-- Aim of the exercise --
The reply must reproduce each line below exactly.

• • •

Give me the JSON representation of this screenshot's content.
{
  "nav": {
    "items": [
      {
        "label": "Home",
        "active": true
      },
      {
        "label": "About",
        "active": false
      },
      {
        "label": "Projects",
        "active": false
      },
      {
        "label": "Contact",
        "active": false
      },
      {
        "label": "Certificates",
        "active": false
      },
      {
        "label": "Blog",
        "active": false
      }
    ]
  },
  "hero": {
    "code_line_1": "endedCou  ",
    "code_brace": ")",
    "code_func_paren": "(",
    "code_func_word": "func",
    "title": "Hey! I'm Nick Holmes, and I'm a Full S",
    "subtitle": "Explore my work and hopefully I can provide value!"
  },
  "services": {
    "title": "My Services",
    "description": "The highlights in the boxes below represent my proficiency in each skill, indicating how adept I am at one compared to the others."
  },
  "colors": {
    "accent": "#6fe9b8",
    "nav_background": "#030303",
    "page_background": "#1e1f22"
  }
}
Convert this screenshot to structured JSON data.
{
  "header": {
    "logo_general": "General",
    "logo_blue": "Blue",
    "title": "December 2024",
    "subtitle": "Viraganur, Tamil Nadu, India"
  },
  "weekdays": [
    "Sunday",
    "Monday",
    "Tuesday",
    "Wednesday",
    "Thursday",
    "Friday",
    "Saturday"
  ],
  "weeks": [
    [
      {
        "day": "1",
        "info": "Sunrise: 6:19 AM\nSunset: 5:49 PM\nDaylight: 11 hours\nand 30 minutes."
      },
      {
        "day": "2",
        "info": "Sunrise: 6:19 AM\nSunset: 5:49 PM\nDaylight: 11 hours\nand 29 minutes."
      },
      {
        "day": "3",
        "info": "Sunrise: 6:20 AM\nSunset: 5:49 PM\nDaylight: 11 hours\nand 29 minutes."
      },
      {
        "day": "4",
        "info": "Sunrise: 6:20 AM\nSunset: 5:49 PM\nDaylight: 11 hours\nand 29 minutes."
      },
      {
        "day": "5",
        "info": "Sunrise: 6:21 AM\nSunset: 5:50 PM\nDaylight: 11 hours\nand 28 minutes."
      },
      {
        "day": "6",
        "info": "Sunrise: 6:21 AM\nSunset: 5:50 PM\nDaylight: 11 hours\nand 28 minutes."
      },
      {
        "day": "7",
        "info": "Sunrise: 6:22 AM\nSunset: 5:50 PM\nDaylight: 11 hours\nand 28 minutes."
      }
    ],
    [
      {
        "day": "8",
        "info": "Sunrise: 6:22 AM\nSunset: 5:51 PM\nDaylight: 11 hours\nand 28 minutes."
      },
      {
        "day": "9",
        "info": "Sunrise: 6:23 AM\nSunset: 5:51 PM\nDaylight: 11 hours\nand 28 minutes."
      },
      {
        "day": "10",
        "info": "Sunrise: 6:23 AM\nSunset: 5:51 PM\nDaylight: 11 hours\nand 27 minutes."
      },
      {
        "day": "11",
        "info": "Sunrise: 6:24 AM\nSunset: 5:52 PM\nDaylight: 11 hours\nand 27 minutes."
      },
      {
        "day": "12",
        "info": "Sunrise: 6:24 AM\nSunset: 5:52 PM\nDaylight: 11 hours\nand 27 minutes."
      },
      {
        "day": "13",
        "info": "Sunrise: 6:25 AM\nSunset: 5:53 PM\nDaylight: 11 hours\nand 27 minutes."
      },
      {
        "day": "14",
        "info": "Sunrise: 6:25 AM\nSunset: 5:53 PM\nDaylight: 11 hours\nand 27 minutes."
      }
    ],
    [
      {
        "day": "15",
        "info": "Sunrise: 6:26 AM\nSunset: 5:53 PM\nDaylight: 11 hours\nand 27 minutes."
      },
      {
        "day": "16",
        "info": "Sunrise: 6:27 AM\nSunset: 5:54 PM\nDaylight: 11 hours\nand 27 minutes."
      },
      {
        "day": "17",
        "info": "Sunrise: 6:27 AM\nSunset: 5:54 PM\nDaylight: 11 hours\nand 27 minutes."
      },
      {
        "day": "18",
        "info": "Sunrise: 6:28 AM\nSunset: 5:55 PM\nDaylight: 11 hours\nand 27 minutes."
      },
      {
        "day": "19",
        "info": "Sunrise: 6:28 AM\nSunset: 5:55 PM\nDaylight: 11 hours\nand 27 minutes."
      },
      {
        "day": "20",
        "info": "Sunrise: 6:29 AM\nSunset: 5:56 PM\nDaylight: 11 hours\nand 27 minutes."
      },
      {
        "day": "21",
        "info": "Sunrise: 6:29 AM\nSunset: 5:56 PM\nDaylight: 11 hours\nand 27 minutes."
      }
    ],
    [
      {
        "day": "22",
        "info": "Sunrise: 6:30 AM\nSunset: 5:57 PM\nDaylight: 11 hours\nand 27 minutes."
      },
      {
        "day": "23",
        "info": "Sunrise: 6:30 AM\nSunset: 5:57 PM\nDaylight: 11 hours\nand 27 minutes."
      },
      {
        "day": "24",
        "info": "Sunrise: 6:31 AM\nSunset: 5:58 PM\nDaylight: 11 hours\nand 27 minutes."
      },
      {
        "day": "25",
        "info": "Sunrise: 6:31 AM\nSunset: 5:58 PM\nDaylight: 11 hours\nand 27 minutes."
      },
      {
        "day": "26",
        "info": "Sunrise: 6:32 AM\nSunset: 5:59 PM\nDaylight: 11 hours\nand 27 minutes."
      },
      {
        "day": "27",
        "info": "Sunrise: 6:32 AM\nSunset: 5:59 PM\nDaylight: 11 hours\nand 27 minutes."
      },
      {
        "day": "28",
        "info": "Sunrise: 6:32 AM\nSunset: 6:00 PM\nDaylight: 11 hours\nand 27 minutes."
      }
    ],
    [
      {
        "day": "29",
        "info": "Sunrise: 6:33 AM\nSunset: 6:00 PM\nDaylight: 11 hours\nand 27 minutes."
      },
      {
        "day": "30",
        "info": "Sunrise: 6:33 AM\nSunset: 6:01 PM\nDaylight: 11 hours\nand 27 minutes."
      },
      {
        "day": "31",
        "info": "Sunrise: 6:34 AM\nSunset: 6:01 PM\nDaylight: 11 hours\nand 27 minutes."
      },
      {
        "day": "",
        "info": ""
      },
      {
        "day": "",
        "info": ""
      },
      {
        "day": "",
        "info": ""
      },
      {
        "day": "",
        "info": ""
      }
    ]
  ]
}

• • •

-- Task answer --
Give me the JSON representation of this screenshot's content.
{
  "nav": {
    "items": [
      {
        "label": "Home",
        "active": true
      },
      {
        "label": "About",
        "active": false
      },
      {
        "label": "Projects",
        "active": false
      },
      {
        "label": "Contact",
        "active": false
      },
      {
        "label": "Certificates",
        "active": false
      },
      {
        "label": "Blog",
        "active": false
      }
    ]
  },
  "hero": {
    "code_line_1": "endedCou  ",
    "code_brace": ")",
    "code_func_paren": "(",
    "code_func_word": "func",
    "title": "Hey! I'm Nick Holmes, and I'm a Full S",
    "subtitle": "Explore my work and hopefully I can provide value!"
  },
  "services": {
    "title": "My Services",
    "description": "The highlights in the boxes below represent my proficiency in each skill, indicating how adept I am at one compared to the others."
  },
  "colors": {
    "accent": "#6fe9b8",
    "nav_background": "#030303",
    "page_background": "#1e1f22"
  }
}
Convert this screenshot to structured JSON data.
{
  "header": {
    "logo_general": "General",
    "logo_blue": "Blue",
    "title": "December 2024",
    "subtitle": "Viraganur, Tamil Nadu, India"
  },
  "weekdays": [
    "Sunday",
    "Monday",
    "Tuesday",
    "Wednesday",
    "Thursday",
    "Friday",
    "Saturday"
  ],
  "weeks": [
    [
      {
        "day": "1",
        "info": "Sunrise: 6:19 AM\nSunset: 5:49 PM\nDaylight: 11 hours\nand 30 minutes."
      },
      {
        "day": "2",
        "info": "Sunrise: 6:19 AM\nSunset: 5:49 PM\nDaylight: 11 hours\nand 29 minutes."
      },
      {
        "day": "3",
        "info": "Sunrise: 6:20 AM\nSunset: 5:49 PM\nDaylight: 11 hours\nand 29 minutes."
      },
      {
        "day": "4",
        "info": "Sunrise: 6:20 AM\nSunset: 5:49 PM\nDaylight: 11 hours\nand 29 minutes."
      },
      {
        "day": "5",
        "info": "Sunrise: 6:21 AM\nSunset: 5:50 PM\nDaylight: 11 hours\nand 28 minutes."
      },
      {
        "day": "6",
        "info": "Sunrise: 6:21 AM\nSunset: 5:50 PM\nDaylight: 11 hours\nand 28 minutes."
      },
      {
        "day": "7",
        "info": "Sunrise: 6:22 AM\nSunset: 5:50 PM\nDaylight: 11 hours\nand 28 minutes."
      }
    ],
    [
      {
        "day": "8",
        "info": "Sunrise: 6:22 AM\nSunset: 5:51 PM\nDaylight: 11 hours\nand 28 minutes."
      },
      {
        "day": "9",
        "info": "Sunrise: 6:23 AM\nSunset: 5:51 PM\nDaylight: 11 hours\nand 28 minutes."
      },
      {
        "day": "10",
        "info": "Sunrise: 6:23 AM\nSunset: 5:51 PM\nDaylight: 11 hours\nand 27 minutes."
      },
      {
        "day": "11",
        "info": "Sunrise: 6:24 AM\nSunset: 5:52 PM\nDaylight: 11 hours\nand 27 minutes."
      },
      {
        "day": "12",
        "info": "Sunrise: 6:24 AM\nSunset: 5:52 PM\nDaylight: 11 hours\nand 27 minutes."
      },
      {
        "day": "13",
        "info": "Sunrise: 6:25 AM\nSunset: 5:53 PM\nDaylight: 11 hours\nand 27 minutes."
      },
      {
        "day": "14",
        "info": "Sunrise: 6:25 AM\nSunset: 5:53 PM\nDaylight: 11 hours\nand 27 minutes."
      }
    ],
    [
      {
        "day": "15",
        "info": "Sunrise: 6:26 AM\nSunset: 5:53 PM\nDaylight: 11 hours\nand 27 minutes."
      },
      {
        "day": "16",
        "info": "Sunrise: 6:27 AM\nSunset: 5:54 PM\nDaylight: 11 hours\nand 27 minutes."
      },
      {
        "day": "17",
        "info": "Sunrise: 6:27 AM\nSunset: 5:54 PM\nDaylight: 11 hours\nand 27 minutes."
      },
      {
        "day": "18",
        "info": "Sunrise: 6:28 AM\nSunset: 5:55 PM\nDaylight: 11 hours\nand 27 minutes."
      },
      {
        "day": "19",
        "info": "Sunrise: 6:28 AM\nSunset: 5:55 PM\nDaylight: 11 hours\nand 27 minutes."
      },
      {
        "day": "20",
        "info": "Sunrise: 6:29 AM\nSunset: 5:56 PM\nDaylight: 11 hours\nand 27 minutes."
      },
      {
        "day": "21",
        "info": "Sunrise: 6:29 AM\nSunset: 5:56 PM\nDaylight: 11 hours\nand 27 minutes."
      }
    ],
    [
      {
        "day": "22",
        "info": "Sunrise: 6:30 AM\nSunset: 5:57 PM\nDaylight: 11 hours\nand 27 minutes."
      },
      {
        "day": "23",
        "info": "Sunrise: 6:30 AM\nSunset: 5:57 PM\nDaylight: 11 hours\nand 27 minutes."
      },
      {
        "day": "24",
        "info": "Sunrise: 6:31 AM\nSunset: 5:58 PM\nDaylight: 11 hours\nand 27 minutes."
      },
      {
        "day": "25",
        "info": "Sunrise: 6:31 AM\nSunset: 5:58 PM\nDaylight: 11 hours\nand 27 minutes."
      },
      {
        "day": "26",
        "info": "Sunrise: 6:32 AM\nSunset: 5:59 PM\nDaylight: 11 hours\nand 27 minutes."
      },
      {
        "day": "27",
        "info": "Sunrise: 6:32 AM\nSunset: 5:59 PM\nDaylight: 11 hours\nand 27 minutes."
      },
      {
        "day": "28",
        "info": "Sunrise: 6:32 AM\nSunset: 6:00 PM\nDaylight: 11 hours\nand 27 minutes."
      }
    ],
    [
      {
        "day": "29",
        "info": "Sunrise: 6:33 AM\nSunset: 6:00 PM\nDaylight: 11 hours\nand 27 minutes."
      },
      {
        "day": "30",
        "info": "Sunrise: 6:33 AM\nSunset: 6:01 PM\nDaylight: 11 hours\nand 27 minutes."
      },
      {
        "day": "31",
        "info": "Sunrise: 6:34 AM\nSunset: 6:01 PM\nDaylight: 11 hours\nand 27 minutes."
      },
      {
        "day": "",
        "info": ""
      },
      {
        "day": "",
        "info": ""
      },
      {
        "day": "",
        "info": ""
      },
      {
        "day": "",
        "info": ""
      }
    ]
  ]
}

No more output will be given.